The responsibility to perform pro bono services sets the legal profession apart from other societal roles. Pro bono opportunities offered by law schools teach students that for the economically disadvantaged, the inability to obtain legal services for basic needs, can have dire consequences.

Students learn firsthand that for many people, pro bono legal assistance is vital to maintaining minimum levels of basic needs such as government benefits, income, shelter, utilities, child support and physical protection.

The special skills they develop during law school can significantly benefit the underprivileged.

Both law students and lawyers need to place greater emphasis on their ethical responsibility to provide pro bono services, in order to bridge the rapidly growing gap between the legal needs of those who cannot afford legal services and the resources available to meet those needs.

Who is entitled to a free lawyer?
The Constitution guarantees free legal help for people who are charged with a crime which might lead to imprisonment and who cannot afford a lawyer. If you find yourself in this situation, request the appointment of a public defender when you first appear in court.


When a court decides someone is "indigent" with few assets and no funds to pay an attorney - generally either a private lawyer will be appointed by the court and paid with county funds, or a public defender program will be appointed to represent the person. Some public defender programs are permitted to charge an "application fee" from clients, though this is usually a small amount.

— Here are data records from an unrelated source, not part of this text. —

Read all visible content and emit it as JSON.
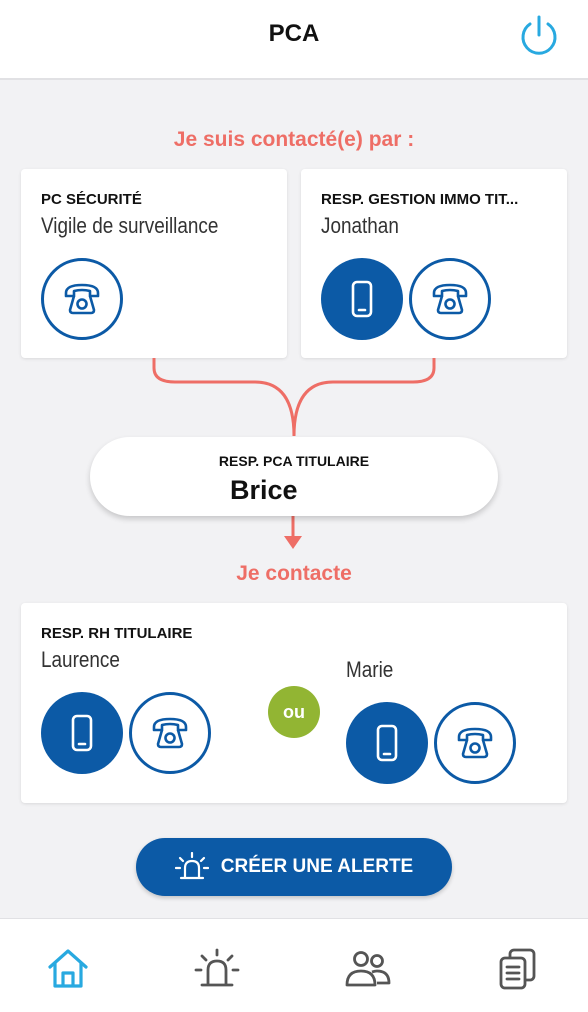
{
  "header": {
    "title": "PCA",
    "power_icon": "power-icon"
  },
  "contacted_by": {
    "label": "Je suis contacté(e) par :",
    "cards": [
      {
        "title": "PC SÉCURITÉ",
        "name": "Vigile de surveillance",
        "buttons": [
          "phone-icon"
        ]
      },
      {
        "title": "RESP. GESTION IMMO TIT...",
        "name": "Jonathan",
        "buttons": [
          "mobile-icon",
          "phone-icon"
        ]
      }
    ]
  },
  "self": {
    "role": "RESP. PCA TITULAIRE",
    "name": "Brice"
  },
  "contacts": {
    "label": "Je contacte",
    "card": {
      "title": "RESP. RH TITULAIRE",
      "primary_name": "Laurence",
      "separator": "ou",
      "alternate_name": "Marie"
    }
  },
  "alert_button": {
    "label": "CRÉER UNE ALERTE",
    "icon": "alarm-icon"
  },
  "nav": {
    "items": [
      "home-icon",
      "alarm-icon",
      "users-icon",
      "documents-icon"
    ],
    "active": "home-icon"
  },
  "colors": {
    "primary": "#0c5aa6",
    "accent": "#ee6e66",
    "or_badge": "#92b533",
    "active_nav": "#28a9e0",
    "nav_icon": "#555555"
  }
}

Who else qualifies for a free lawyer?
In non-criminal or "civil" cases, you do not have the right to a free lawyer. But there are many legal aid and pro bono programs that provide free legal help for the poor in civil cases. These programs generally help people whose income is less than 125 percent of the federal poverty level, although in some cases they help people whose income is slightly higher.

In addition, people who are elderly, disabled, the victims of domestic violence, enlisted in the military or in other special circumstances may be eligible for help even if their income is a little higher. Because these community-based programs often operate with very small budgets and don't have enough resources to serve all eligible people, they handle only certain types of cases and must turn away many people who ask for help.